(App and web page records)
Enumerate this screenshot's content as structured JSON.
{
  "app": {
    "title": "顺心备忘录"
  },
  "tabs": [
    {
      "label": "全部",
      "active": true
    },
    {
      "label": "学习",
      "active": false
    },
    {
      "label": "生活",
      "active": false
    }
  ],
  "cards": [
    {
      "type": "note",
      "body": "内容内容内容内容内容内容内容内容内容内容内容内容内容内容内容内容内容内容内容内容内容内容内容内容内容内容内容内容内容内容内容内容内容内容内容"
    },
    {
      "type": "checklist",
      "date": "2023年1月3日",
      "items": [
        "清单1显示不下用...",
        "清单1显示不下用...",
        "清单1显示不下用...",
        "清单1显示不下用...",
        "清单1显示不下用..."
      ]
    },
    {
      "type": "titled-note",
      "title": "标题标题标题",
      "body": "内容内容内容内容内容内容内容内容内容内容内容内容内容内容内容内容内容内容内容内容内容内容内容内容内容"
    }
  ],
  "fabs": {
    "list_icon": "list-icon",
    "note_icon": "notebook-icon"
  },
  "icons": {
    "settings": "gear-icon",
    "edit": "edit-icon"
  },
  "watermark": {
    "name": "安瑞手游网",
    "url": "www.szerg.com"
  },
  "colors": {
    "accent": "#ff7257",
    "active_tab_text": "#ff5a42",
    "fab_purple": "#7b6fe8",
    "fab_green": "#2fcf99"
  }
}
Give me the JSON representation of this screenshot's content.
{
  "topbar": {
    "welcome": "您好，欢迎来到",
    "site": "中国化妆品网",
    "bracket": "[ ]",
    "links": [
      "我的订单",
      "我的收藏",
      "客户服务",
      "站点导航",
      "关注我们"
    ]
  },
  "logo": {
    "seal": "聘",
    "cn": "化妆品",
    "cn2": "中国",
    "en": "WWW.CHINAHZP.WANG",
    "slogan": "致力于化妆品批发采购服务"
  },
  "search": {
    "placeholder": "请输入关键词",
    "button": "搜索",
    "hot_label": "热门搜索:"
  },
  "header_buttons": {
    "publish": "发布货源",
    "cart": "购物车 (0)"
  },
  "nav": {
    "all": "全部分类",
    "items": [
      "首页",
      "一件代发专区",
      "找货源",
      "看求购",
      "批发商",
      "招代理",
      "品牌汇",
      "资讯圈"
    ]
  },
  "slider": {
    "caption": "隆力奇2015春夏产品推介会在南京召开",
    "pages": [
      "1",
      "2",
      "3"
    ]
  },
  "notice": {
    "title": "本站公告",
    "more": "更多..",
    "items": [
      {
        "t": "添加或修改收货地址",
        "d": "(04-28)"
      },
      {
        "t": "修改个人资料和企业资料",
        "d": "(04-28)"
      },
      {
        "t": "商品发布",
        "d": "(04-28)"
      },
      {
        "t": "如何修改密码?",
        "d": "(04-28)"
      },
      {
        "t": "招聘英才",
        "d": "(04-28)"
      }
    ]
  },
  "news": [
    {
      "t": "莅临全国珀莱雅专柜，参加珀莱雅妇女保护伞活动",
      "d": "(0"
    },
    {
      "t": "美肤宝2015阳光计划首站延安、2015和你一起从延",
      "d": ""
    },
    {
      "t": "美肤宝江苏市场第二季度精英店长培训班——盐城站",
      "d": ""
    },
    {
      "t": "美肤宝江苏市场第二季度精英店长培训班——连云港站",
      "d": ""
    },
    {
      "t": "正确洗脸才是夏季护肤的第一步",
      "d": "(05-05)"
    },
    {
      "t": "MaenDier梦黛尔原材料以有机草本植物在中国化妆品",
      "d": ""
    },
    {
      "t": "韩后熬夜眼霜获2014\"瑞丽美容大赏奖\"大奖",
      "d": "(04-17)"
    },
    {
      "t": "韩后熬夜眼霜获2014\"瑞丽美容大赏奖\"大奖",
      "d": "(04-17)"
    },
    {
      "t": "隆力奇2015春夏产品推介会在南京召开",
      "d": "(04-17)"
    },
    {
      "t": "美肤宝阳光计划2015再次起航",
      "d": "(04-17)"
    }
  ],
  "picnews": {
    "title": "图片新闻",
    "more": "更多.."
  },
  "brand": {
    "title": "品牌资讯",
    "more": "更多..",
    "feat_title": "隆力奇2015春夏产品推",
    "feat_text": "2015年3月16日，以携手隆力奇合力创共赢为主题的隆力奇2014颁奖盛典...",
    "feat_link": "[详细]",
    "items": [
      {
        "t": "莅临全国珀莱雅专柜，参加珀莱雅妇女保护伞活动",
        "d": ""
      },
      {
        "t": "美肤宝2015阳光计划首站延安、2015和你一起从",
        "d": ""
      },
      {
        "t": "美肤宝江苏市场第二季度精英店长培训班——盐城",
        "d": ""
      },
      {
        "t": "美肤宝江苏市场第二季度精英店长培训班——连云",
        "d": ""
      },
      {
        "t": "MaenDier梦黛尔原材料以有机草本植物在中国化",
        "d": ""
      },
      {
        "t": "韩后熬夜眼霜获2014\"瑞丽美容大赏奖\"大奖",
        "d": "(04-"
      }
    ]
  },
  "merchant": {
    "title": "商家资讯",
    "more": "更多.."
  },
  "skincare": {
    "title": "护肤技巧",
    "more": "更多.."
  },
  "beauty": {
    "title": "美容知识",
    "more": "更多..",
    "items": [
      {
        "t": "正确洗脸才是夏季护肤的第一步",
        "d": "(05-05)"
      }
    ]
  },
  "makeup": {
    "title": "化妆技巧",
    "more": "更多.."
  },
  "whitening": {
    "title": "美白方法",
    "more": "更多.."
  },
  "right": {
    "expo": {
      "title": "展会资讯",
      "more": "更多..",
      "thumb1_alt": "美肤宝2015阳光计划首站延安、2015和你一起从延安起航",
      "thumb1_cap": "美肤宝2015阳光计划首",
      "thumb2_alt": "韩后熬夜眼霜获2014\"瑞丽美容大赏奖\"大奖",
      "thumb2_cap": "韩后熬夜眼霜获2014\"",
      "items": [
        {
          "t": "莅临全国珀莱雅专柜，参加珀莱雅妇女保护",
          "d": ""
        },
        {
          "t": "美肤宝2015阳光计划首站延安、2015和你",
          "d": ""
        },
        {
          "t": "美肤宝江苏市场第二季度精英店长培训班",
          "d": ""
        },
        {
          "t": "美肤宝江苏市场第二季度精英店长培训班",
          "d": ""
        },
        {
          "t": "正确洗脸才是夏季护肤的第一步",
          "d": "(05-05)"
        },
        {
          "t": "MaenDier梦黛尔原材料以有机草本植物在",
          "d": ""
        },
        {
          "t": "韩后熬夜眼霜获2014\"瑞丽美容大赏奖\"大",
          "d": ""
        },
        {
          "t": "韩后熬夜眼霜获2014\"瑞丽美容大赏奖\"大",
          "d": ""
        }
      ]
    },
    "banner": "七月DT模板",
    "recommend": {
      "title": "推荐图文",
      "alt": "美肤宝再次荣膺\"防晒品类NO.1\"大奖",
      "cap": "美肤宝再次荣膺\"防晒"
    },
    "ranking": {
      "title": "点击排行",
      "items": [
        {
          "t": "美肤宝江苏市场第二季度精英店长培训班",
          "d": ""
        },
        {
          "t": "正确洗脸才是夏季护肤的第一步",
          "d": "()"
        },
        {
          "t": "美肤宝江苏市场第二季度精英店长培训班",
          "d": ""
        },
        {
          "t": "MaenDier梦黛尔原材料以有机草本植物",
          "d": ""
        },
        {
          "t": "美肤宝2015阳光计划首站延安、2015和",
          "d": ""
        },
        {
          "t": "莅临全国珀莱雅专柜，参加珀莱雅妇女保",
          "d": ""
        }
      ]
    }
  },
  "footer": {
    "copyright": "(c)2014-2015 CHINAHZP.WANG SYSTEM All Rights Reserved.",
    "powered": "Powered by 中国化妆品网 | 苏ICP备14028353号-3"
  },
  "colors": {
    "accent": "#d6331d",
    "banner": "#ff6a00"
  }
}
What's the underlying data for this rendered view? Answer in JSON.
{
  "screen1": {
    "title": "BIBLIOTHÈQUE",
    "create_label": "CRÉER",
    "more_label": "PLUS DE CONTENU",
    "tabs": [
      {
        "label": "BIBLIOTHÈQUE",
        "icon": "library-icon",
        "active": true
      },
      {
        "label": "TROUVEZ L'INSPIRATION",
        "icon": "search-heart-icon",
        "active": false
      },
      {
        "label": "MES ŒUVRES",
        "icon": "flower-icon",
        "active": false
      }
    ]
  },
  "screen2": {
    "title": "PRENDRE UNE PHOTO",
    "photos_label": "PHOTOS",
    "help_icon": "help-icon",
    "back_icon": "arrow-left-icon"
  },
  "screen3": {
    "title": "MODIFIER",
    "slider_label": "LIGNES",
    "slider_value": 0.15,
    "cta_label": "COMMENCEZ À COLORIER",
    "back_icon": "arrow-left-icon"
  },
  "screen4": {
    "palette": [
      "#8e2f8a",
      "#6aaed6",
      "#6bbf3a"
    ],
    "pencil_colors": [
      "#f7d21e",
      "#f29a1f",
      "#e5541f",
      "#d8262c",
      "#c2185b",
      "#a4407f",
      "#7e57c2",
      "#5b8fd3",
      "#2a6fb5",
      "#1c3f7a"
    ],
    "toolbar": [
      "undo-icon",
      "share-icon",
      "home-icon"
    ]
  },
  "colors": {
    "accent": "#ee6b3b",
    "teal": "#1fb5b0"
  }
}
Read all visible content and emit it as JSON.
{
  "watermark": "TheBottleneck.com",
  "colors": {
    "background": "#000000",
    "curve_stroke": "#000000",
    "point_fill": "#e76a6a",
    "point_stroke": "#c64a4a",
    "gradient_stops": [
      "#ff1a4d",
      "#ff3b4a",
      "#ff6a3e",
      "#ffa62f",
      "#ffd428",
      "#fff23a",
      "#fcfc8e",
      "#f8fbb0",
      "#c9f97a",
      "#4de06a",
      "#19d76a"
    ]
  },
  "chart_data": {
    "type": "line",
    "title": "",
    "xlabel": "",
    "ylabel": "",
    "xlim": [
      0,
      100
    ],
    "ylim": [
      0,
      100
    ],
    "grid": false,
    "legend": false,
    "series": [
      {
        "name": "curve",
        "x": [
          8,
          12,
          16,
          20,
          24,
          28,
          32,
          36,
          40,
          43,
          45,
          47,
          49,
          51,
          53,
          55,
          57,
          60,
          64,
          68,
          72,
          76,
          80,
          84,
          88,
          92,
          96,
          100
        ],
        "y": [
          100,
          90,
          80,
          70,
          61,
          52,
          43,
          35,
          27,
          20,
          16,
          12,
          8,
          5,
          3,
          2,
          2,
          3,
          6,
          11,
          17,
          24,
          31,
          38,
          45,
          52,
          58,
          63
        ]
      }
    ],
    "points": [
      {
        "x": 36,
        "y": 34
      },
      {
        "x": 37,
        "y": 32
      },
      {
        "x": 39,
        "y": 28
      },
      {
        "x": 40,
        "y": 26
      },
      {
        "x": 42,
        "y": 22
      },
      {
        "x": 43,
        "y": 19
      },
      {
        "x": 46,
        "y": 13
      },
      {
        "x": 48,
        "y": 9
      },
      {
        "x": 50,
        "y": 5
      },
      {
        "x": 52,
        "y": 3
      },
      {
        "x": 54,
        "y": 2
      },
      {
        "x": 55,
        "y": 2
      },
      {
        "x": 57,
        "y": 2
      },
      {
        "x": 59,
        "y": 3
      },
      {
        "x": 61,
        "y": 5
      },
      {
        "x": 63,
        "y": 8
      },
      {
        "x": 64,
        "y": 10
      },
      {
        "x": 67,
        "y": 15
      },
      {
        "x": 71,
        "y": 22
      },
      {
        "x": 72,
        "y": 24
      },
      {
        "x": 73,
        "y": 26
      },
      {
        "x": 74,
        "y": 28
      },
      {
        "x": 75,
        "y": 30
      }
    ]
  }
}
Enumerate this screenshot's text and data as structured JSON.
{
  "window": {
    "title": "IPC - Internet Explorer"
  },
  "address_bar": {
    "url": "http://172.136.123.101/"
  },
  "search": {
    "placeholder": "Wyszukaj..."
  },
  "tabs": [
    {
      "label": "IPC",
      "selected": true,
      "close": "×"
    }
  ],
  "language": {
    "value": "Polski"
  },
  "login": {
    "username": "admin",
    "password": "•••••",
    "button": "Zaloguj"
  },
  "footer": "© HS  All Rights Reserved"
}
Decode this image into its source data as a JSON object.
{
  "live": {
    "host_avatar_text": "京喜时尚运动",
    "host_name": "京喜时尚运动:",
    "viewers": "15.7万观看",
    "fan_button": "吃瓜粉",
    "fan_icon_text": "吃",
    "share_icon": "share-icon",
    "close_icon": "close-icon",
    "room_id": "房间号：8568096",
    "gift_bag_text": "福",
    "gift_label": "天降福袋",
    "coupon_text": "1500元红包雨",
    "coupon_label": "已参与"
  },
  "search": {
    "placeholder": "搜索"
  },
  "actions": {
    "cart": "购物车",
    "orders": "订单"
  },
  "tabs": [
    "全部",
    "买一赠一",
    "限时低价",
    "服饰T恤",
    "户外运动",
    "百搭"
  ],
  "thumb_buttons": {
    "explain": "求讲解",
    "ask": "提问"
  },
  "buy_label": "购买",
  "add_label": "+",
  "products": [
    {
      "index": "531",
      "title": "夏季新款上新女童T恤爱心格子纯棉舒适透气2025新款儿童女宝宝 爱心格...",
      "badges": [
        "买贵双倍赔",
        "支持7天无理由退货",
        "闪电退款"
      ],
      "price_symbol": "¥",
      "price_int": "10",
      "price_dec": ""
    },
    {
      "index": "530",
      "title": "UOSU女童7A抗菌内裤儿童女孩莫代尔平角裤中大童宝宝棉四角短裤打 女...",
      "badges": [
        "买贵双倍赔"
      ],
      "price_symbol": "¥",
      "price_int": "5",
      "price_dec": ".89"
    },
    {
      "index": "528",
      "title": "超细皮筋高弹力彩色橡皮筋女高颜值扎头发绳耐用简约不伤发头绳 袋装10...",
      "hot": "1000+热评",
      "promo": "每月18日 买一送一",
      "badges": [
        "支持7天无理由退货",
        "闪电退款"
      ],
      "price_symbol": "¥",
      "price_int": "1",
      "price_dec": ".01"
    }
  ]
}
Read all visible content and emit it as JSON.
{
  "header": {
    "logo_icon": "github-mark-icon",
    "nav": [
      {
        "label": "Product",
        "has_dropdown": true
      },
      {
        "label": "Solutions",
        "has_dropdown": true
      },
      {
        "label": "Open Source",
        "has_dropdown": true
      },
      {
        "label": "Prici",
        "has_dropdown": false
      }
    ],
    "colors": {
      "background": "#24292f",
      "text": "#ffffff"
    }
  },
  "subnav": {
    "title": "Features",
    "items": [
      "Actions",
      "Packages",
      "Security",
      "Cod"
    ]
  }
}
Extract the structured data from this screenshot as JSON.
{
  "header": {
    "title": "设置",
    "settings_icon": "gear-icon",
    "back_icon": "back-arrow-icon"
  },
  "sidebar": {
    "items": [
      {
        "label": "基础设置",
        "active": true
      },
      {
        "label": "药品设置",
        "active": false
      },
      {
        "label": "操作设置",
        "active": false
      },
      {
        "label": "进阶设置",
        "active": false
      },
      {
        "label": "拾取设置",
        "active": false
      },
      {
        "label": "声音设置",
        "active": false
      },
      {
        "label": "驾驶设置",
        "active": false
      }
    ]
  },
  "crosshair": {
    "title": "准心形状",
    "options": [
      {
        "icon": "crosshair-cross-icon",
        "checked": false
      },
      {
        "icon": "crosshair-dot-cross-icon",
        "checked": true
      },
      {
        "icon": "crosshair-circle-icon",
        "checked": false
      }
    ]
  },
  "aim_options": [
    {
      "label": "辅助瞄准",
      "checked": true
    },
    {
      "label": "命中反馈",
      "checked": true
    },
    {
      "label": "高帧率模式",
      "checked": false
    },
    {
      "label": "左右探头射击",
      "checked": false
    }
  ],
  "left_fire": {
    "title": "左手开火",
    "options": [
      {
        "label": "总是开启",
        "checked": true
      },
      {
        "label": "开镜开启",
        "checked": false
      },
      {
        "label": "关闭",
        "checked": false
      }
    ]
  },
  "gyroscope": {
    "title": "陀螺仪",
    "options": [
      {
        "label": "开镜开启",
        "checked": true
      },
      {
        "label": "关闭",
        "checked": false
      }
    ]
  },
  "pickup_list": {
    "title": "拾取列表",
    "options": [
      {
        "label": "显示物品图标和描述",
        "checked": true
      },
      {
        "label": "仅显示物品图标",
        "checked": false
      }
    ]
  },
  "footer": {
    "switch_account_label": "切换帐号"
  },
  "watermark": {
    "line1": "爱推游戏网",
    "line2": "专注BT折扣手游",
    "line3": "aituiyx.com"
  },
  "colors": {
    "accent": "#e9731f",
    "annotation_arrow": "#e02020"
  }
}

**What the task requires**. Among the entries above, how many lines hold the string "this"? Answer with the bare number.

**Completed task**. 6